For anyone who might be looking for evidence of the effectiveness of market-driven initiatives in tackling labour exploitation, seven features of the Fels’ Panel inquiry into wage fairness within the Australian 7-Eleven franchise are worth noting. Continue reading

Tackling Labour Market Exploitation: Are industry and regulatory codes of conduct sufficient?

Of course not! It would be naive as to suggest that they are. Nevertheless, they are vital to the success of a comprehensive strategy in tackling labour market exploitation.

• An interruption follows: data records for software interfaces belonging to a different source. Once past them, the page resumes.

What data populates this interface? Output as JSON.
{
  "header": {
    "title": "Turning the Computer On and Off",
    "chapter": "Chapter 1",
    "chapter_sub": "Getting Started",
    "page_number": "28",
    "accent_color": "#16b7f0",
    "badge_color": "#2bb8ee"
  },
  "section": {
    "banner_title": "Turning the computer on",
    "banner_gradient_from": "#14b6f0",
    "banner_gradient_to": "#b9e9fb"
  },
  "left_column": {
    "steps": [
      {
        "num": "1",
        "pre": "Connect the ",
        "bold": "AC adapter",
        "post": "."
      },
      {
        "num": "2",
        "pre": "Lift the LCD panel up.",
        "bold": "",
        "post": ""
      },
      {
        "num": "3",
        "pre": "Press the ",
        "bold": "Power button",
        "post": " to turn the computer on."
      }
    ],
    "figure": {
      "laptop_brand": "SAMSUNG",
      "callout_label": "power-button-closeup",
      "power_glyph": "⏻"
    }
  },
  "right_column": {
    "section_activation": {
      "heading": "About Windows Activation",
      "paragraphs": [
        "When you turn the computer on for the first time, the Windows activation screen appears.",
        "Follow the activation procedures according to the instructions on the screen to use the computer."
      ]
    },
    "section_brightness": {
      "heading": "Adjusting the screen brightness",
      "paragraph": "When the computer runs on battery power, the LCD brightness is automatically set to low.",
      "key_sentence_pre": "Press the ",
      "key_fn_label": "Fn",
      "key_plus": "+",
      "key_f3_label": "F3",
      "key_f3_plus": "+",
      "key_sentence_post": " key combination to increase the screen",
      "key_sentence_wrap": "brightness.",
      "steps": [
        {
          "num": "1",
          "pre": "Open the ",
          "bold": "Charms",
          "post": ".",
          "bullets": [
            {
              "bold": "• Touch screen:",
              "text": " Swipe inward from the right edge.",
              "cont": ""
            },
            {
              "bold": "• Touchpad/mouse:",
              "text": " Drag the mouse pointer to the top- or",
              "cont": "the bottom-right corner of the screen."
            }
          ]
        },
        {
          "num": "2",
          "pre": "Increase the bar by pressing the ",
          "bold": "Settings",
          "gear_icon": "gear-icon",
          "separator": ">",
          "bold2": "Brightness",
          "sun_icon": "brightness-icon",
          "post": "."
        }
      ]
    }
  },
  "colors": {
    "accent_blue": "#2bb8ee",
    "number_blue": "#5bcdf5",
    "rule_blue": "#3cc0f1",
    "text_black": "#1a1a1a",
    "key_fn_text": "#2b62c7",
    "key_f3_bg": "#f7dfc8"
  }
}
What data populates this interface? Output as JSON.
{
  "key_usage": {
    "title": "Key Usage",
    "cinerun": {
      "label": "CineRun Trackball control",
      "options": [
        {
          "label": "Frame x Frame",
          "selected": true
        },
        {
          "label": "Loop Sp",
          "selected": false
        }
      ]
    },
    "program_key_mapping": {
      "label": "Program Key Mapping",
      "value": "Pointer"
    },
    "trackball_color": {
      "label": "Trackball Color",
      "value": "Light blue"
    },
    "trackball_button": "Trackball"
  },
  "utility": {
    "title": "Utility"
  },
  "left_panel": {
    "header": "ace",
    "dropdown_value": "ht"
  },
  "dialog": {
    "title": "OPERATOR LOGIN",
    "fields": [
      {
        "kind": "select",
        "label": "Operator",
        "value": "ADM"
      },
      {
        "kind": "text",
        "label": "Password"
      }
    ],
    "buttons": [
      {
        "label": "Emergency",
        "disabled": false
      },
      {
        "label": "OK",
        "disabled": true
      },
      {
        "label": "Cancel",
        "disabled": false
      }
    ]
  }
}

Three characteristics of labour market exploitation suggest reasons why that is so. Continue reading